I've encountered each of these situations multiple times, including a handful of instances just in the last month (such is the life of a frequent outreacher). And do you know what I've found to be almost 100% effective in each of these problem scenarios? Interactive story time elements.
For me, interactive story time elements are the program parts that I can quickly adapt depending on my audience. For each element, I have a book as well as a more participatory activity. We can do one or the other to suit the mood of the group, and we can do both if the audience really likes a particular story. They all have the potential to get kids wiggling constructively, engaging in literacy, and having fun, all while behaving according to the "rules" of the library lady. Ta-da!
I've recently been relying on three main interactive elements to make up my springtime story time bag of tricks:
Five Little Monkeys Jumping on the Bed - This favorite fingerplay of childhood is always a hit with my child care center groups; they love helping to count off the monkeys and jump their fingers up and down to the rhythm of the rhyme. By the end, everyone is saying in their best doctor voice: "No more monkeys jumping on the bed!" Eileen Christelow, whose five monkey ouevre can span plenty of story times on its own, also offers great read-alouds for after the kiddos have acted out the bedtime rhyme and are clamoring for more monkeys.

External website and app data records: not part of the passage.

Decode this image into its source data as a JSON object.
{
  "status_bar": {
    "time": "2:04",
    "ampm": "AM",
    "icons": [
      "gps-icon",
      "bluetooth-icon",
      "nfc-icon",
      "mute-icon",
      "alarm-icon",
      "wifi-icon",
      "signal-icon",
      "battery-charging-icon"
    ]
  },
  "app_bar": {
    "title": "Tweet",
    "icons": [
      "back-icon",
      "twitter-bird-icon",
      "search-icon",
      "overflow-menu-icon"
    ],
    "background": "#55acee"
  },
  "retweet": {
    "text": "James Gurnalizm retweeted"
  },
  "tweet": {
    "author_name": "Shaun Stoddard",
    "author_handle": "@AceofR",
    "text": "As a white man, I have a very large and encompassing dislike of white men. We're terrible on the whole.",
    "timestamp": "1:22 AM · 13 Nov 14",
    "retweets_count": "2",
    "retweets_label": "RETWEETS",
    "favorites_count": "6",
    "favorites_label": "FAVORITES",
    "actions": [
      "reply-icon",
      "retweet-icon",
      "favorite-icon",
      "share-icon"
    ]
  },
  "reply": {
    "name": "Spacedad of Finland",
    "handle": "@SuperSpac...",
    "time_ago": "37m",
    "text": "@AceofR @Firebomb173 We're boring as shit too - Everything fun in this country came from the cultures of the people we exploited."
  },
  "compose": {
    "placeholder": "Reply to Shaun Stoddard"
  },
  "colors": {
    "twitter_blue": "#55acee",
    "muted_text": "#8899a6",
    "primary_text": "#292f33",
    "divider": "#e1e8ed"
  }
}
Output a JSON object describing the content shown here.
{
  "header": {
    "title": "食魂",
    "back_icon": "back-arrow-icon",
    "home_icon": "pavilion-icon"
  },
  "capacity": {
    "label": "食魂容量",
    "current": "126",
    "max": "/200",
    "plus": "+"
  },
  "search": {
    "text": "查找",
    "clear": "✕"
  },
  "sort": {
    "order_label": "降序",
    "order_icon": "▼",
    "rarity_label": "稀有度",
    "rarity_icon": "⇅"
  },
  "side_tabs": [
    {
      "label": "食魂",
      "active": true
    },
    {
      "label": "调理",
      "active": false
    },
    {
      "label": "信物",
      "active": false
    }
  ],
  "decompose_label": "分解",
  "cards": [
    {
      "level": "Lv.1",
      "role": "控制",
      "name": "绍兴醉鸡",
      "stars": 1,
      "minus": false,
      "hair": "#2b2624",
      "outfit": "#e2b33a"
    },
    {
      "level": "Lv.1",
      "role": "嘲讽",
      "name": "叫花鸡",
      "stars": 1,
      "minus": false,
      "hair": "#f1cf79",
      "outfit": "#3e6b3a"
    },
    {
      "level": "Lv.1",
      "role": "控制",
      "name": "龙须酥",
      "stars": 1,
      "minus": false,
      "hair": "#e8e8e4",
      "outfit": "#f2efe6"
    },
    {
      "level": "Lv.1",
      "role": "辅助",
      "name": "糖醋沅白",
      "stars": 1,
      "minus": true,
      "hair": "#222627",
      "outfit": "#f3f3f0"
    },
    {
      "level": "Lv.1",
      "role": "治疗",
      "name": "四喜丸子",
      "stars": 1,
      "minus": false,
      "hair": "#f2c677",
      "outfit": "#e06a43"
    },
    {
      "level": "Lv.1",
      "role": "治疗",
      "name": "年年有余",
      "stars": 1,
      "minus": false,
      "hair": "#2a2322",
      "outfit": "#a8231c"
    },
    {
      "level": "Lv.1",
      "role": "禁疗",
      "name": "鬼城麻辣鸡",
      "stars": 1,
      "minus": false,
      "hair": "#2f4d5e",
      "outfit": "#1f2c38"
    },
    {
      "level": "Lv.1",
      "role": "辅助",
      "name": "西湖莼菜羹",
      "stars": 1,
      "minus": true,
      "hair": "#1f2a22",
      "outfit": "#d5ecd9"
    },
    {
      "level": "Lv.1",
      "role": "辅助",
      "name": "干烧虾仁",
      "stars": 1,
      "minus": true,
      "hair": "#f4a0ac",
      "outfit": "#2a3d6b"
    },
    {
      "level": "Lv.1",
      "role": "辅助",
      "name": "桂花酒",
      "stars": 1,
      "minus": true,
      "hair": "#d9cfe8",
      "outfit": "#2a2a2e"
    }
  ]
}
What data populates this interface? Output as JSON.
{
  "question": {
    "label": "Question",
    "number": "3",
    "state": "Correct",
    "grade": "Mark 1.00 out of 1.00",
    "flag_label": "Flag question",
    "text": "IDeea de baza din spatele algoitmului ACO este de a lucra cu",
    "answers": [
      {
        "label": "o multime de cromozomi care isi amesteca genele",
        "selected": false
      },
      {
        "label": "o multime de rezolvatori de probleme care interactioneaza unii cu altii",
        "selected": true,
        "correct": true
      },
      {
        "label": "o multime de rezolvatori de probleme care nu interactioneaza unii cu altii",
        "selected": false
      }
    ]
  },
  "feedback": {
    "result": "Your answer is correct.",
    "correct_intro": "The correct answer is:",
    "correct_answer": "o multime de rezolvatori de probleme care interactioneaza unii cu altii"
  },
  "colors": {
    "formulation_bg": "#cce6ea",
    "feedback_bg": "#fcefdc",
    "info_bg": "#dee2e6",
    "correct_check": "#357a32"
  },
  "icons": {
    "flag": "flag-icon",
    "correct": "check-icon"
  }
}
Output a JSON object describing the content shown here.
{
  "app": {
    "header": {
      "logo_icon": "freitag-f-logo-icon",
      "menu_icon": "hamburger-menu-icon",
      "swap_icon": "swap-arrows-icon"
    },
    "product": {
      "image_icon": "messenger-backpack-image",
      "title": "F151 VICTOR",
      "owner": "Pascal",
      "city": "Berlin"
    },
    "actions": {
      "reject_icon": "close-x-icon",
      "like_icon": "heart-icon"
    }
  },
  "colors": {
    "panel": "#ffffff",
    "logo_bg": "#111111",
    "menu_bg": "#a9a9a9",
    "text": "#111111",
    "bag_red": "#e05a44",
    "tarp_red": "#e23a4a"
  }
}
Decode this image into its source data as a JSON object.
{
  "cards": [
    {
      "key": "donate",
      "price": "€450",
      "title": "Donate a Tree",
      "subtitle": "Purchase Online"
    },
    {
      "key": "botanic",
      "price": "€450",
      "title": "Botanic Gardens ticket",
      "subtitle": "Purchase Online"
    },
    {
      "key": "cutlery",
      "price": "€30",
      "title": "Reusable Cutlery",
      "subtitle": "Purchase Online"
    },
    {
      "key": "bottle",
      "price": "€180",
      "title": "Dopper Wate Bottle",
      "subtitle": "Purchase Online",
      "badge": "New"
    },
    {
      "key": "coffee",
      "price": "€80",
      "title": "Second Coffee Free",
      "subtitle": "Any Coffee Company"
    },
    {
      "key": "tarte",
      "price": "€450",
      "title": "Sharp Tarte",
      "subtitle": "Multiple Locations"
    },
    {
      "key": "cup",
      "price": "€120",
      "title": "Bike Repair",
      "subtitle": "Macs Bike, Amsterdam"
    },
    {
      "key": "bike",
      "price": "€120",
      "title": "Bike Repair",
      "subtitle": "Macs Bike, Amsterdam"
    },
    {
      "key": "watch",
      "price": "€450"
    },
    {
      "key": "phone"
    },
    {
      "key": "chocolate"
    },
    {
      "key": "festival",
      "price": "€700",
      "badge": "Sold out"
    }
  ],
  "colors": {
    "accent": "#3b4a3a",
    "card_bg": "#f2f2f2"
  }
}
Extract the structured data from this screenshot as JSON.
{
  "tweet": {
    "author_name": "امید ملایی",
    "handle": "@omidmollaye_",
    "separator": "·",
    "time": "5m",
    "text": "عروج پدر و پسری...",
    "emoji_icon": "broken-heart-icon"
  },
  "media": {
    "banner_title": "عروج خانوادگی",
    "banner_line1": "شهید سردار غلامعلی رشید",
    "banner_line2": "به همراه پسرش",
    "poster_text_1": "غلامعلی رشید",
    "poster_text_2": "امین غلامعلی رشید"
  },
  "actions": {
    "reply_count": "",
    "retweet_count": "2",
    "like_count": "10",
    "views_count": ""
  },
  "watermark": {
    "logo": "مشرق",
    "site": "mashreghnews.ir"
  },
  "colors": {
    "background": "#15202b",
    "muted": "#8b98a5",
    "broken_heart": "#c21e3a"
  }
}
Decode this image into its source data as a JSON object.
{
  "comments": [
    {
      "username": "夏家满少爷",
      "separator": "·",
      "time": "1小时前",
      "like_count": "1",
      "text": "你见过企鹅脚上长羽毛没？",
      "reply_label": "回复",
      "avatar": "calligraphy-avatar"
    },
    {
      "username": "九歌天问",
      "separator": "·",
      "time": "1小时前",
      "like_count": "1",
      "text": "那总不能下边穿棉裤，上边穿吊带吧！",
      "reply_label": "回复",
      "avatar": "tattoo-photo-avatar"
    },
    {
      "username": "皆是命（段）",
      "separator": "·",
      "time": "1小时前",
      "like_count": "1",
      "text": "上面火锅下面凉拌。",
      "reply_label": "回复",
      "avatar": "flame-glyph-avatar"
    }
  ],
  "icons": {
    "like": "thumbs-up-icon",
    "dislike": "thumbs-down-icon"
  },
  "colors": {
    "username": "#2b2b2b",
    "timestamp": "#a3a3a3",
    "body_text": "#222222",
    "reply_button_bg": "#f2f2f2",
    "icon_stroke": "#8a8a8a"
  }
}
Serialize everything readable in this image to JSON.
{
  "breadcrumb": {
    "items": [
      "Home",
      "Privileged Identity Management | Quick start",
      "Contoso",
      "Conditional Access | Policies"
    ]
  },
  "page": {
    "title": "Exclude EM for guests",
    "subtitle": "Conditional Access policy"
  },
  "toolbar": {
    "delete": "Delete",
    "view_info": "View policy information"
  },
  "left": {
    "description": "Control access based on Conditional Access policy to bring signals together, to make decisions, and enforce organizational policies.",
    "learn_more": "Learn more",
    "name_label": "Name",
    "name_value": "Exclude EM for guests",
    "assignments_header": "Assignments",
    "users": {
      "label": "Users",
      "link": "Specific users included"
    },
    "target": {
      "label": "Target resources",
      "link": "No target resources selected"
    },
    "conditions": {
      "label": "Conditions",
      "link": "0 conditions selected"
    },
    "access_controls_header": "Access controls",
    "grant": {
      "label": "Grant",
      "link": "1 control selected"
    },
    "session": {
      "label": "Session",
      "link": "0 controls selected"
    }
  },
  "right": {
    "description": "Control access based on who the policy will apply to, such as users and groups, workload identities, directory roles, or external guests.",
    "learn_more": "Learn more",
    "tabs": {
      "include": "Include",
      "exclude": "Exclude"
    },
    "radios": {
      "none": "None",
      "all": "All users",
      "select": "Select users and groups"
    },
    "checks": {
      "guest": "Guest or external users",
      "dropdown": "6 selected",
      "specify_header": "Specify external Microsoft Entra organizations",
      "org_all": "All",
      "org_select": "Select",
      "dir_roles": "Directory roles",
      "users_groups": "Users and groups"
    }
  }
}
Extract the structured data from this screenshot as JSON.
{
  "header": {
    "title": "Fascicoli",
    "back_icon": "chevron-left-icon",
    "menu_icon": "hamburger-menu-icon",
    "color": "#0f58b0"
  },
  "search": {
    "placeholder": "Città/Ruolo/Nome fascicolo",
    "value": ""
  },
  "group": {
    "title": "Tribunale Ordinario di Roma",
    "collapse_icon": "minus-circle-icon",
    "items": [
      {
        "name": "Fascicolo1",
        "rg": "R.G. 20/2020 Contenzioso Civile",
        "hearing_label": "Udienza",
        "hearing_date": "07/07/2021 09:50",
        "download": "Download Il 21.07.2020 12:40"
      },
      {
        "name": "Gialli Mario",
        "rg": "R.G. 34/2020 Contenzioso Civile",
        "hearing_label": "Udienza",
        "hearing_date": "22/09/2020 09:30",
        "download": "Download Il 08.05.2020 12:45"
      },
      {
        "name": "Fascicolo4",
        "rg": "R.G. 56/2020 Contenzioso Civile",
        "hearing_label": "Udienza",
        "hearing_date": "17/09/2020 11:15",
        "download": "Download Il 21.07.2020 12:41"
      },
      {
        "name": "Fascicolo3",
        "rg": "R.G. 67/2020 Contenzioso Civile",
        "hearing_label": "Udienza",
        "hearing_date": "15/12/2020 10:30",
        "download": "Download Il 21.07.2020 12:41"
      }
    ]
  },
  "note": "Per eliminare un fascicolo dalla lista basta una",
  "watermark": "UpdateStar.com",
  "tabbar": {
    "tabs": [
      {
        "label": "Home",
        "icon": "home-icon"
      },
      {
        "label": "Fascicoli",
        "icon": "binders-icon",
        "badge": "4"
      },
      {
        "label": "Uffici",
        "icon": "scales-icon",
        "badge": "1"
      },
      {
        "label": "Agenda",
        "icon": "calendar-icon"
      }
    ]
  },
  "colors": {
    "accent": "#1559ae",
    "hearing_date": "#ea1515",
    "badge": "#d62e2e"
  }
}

The Three Little Pigs - I have something of a personal crusade to make sure all kids get to kindergarten with knowledge of the core folk and fairy tales. The Three Little Pigs is certainly among those tales, and I love any opportunity to read or tell that story. For groups that are not yet familiar with the story--and there are plenty who've never heard it, trust me--I do an oral telling of the tale. For groups that already know what happens to the pigs and the Big Bad Wolf, I jump right into Claudia Rueda's Huff & Puff, a great retelling with a twist. In this telling, the audience does the huffing and puffing, with great results in the illustrations. I don't want to ruin the final surprise; check it out and give it a shot.
What are some of your favorite interactive elements to take to outreach story times, where the crowd can vary?